Aim of the exercise = Copy each line below that contains "this".

Input data =
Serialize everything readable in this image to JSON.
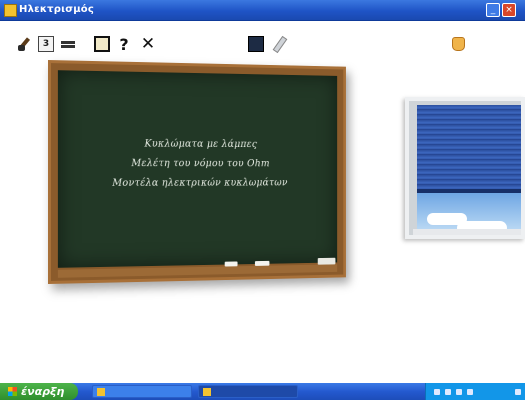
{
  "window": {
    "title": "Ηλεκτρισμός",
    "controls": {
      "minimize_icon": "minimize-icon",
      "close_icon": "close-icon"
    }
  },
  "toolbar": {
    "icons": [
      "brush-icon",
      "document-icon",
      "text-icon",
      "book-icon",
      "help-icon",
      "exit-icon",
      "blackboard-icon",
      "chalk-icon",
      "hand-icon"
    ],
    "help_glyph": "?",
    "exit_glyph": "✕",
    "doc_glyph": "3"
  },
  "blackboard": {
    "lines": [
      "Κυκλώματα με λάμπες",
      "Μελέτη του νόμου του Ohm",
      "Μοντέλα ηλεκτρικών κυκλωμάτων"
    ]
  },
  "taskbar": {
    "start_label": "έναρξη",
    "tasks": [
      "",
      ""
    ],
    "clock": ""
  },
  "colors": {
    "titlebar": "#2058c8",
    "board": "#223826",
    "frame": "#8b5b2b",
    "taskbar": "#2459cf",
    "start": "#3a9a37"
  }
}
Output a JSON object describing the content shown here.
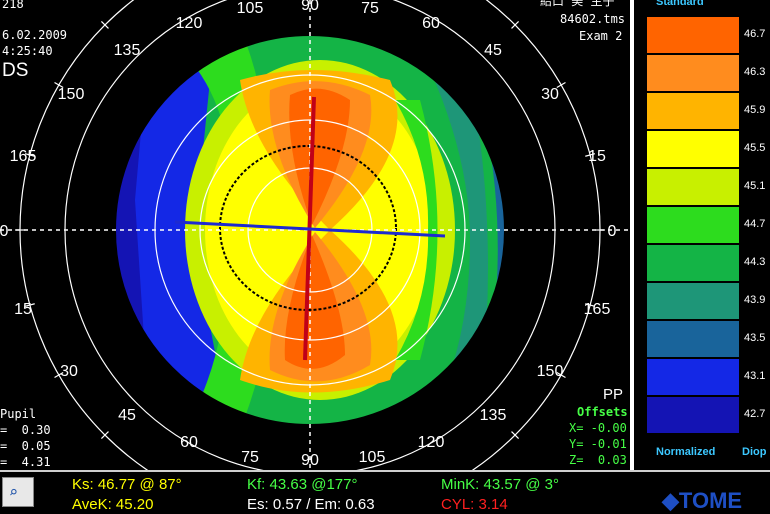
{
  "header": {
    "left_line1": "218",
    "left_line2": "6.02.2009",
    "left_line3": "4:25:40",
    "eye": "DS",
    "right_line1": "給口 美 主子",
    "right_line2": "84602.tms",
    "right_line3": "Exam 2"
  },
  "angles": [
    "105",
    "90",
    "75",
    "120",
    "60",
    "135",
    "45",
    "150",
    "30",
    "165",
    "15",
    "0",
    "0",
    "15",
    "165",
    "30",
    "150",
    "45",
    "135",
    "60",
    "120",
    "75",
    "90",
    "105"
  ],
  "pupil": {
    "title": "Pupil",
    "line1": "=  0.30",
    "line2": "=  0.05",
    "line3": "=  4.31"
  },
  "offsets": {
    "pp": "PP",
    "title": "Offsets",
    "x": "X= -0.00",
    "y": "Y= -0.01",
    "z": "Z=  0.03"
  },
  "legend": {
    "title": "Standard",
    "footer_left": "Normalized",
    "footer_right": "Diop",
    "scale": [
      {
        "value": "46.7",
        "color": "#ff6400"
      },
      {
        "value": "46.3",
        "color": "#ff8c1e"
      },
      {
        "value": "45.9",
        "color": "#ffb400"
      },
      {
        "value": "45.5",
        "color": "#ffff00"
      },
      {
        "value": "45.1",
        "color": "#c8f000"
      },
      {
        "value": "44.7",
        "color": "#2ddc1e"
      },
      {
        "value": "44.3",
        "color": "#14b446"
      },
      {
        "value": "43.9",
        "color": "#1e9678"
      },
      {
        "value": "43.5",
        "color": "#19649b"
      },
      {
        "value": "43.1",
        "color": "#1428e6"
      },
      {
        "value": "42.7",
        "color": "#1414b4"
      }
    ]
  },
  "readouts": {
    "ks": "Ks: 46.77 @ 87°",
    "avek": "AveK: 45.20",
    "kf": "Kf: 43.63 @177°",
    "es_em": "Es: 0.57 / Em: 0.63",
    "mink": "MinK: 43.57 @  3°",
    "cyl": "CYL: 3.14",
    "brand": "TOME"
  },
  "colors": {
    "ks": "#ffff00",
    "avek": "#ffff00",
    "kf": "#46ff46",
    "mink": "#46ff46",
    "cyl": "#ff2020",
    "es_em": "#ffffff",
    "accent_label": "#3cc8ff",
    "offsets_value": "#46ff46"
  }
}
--
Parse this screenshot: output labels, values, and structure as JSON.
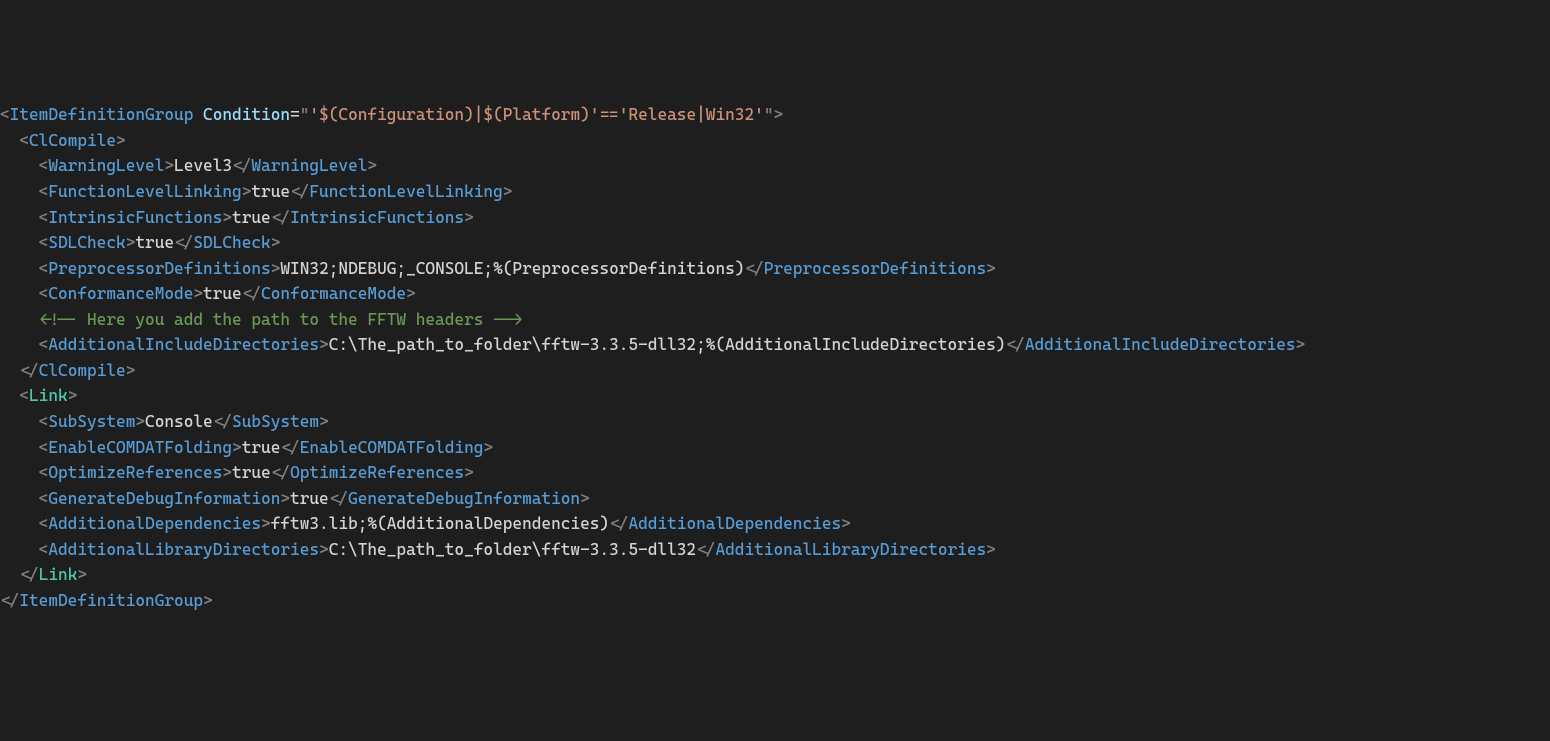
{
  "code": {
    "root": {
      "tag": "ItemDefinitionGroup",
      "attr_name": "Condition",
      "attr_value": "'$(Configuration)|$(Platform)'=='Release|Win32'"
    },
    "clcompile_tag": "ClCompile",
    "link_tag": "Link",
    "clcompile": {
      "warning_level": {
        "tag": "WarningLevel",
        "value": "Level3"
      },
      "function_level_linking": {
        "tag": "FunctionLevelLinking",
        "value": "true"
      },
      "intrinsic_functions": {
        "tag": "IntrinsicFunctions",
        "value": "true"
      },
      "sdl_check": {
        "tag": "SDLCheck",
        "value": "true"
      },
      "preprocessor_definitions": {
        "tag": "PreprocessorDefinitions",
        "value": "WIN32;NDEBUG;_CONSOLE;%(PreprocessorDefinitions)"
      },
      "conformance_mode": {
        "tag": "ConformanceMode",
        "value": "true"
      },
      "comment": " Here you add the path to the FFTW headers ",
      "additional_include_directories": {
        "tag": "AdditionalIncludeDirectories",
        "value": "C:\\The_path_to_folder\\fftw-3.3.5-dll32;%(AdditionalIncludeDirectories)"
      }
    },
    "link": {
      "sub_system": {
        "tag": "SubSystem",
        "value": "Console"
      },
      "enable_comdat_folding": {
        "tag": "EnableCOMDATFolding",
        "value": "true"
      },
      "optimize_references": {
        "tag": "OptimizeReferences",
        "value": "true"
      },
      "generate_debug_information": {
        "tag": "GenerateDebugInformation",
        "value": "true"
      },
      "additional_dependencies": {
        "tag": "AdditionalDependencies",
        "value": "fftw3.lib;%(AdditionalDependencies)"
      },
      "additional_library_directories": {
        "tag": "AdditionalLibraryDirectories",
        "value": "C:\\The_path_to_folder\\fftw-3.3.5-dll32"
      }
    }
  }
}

Solved problem =
Serialize everything readable in this image to JSON.
Parse this screenshot: output labels, values, and structure as JSON.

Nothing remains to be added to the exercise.